July 28, 2010 8:56 pm
We made it into the Hot Biscuit for breakfast. Larry was there at the counter; he said he ate there every morning. We sat at the counter as the regulars filtered in. Our server was Kathy, and next to us on the right was Pastor Maxson from the local Baptist Church. Good spirits all around.
We came to a river called Lake Champlain. I wasn’t sure why it was called a lake, as it was flowing. There was this cord to pull that raises a flag to call the ferry from the other side It was $2 for each bike.

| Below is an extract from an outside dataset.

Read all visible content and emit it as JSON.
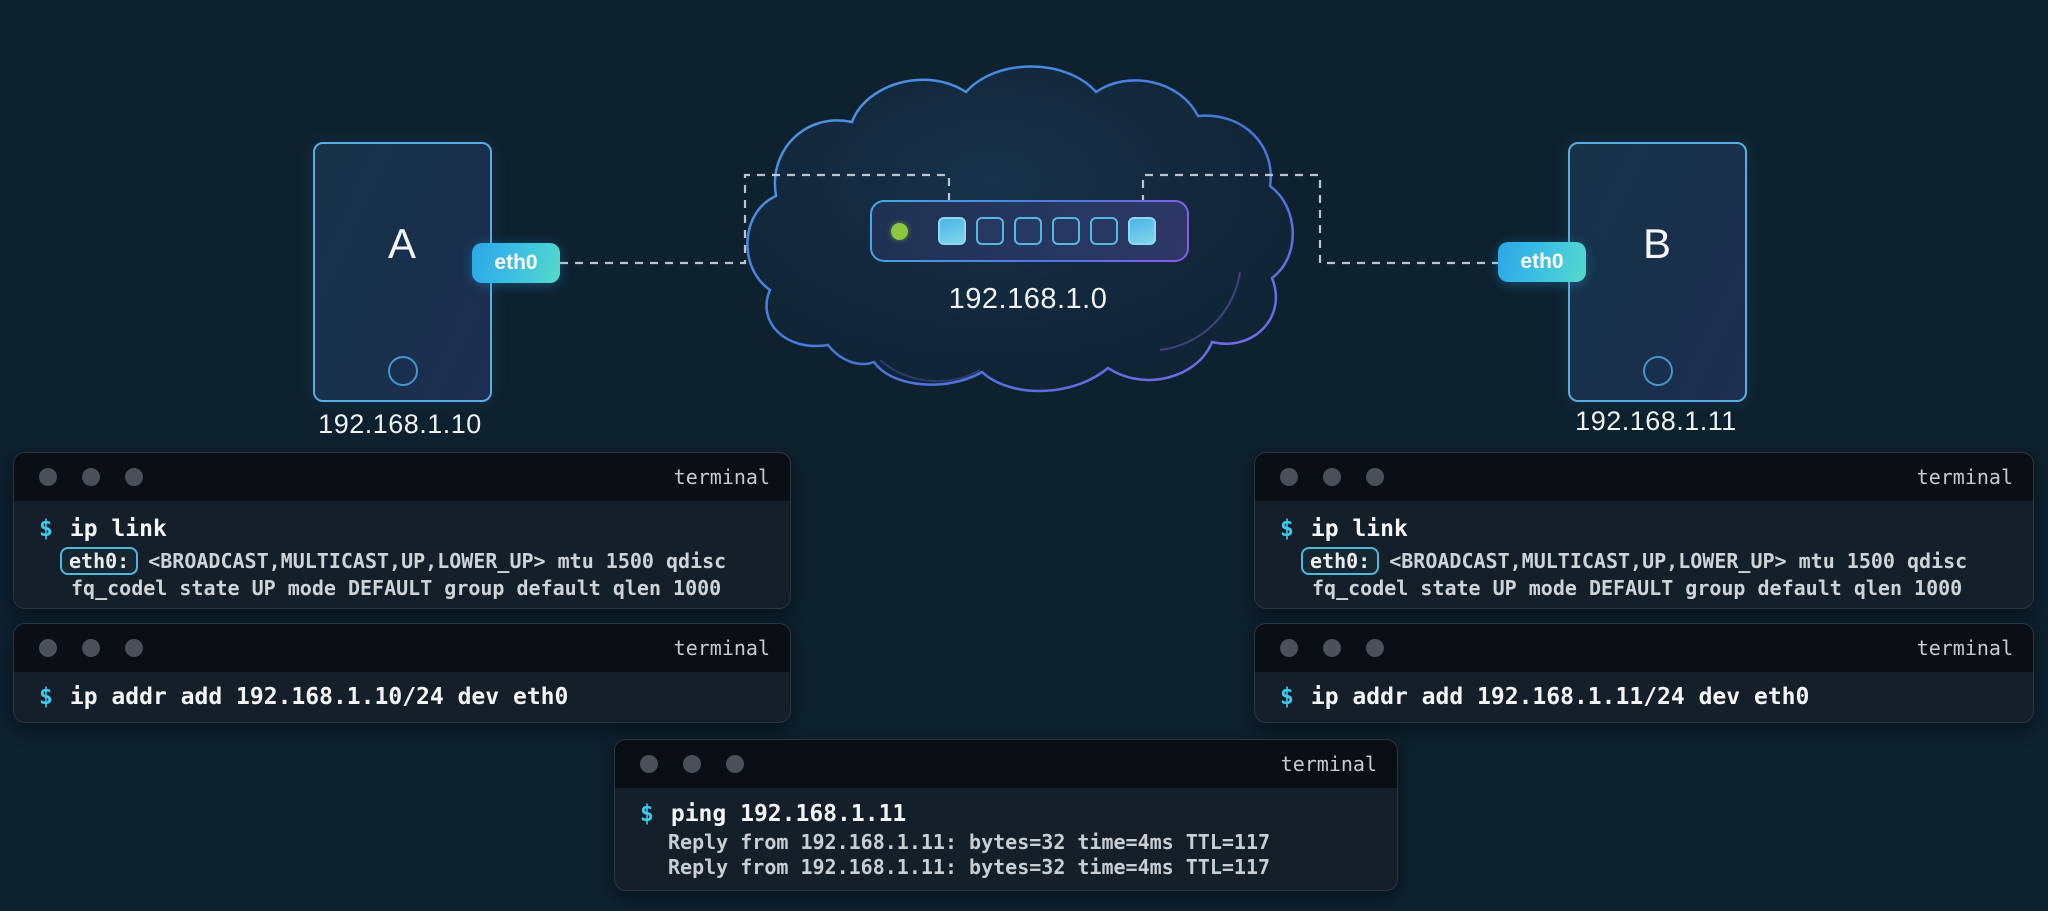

Just before Cornwall, I hit a pothole, and noticed a squeaka-squeaka-squeaka sound coming from my wheel. I stopped to investigate. While I was stopped, BOOM! The rear tire burst. My fault for putting too much air in it at the gas station. While I was squatting to pump air into the tire, rrrriip! The sole of my left shoe tore off. I would have much preferred it been my shorts, because we had the toughest climb of our trip coming up.
Cornwall was small, and unlikely to have a new shoe, or stuff to fix my existing shoe. At a produce stand called the Levalley House Farm Market, Earl offered me some epoxy, but also said that there was a hardware store in Middlebury down the road. He sounded like a Kennedy; he had a Massachusetts way of talking. I was thinking that epoxy would still take an hour to set, so we would go to Middlebury. I just wouldn’t pull up with my left foot.
In spite of the name, Earl and Beth were not the Levalleys. They had bought the place from the previous owners. Business was steady. They had three children, who were away at camp at the moment.
They had wonderful tree-ripened fruit. We got 3 peaches initially. Elliot only wanted one. Then he went back and bought 2 nectarines. Then I went back and got a nectarine. As I stood in line to pay, Earl said not to worry about it.
At the hardware store in Middlebury, I got some contact cement to fix my shoe. The instructions said to allow 1 hour for full cure, so we hung out for a while. I sent some stuff back at the UPS store. Mailed a postcard. We got a foot long at Subway. It was 4 pm by the time we hit the road again.
When we got to the hill, there was road work going on. Although the road was rough, we did not lose traction. Funny thing, pictures don’t capture the steepness of the road. This hill is like Page Mill Road where we live, nothing spectacular. But our whole trip had otherwise been relatively flat. There was a Robert Frost something near the town of Bread Loaf – maybe this is where the poet lived? There were actually two climbs – to Ripton, then again from Bread Loaf to Middlebury Gap.
We reached the town of Hancock, and looked at the Adventure Cycling map. Our original goal for the day was Bethel, but as it was already 6:28 pm, that looked too far. Rochester was just 4 miles away, but only showed B&B’s. There was the Old Hancock Hotel in our present town, so we decided to stop. One of the customers at the general store across the street said that the hotel had really good food.
Diane, the owner, checked us in. She had an interesting life, went to school at Georgetown, got married to someone there, moved to Manhattan, then later to Vermont. She also has lived in LA and Houston. She has been running the Old Hancock Hotel since 1989. Her ex, who is a musician, still works together with her.
The hotel had 4 rooms, and we got room number 1. It was just $65 for two people, and could easily have slept six. There was no air conditioning, no TV, no phone, and no Wi-Fi. The mountain air was moderate, though, and A/C was really not needed. Without the distraction of TV, Elliot got to sleep early. There was a radio to play music, and a reading library.
Later on, I walked half a block down highway 100 to see the Gathering Inn. It had hostel beds for just $25, and Wi-Fi. It was unfortunately located, just barely off the Adventure Cycling route, which turns right on Highway 100 instead of left.
I think I should adjust my thinking. In Vermont, B&B doesn’t necessarily mean expensive.
I have no regrets about our choice of lodging. $65 was a great price, and a thunderstorm started after we got in. Here we are inside our comfortable room, dry and warm.
Miles for today: 41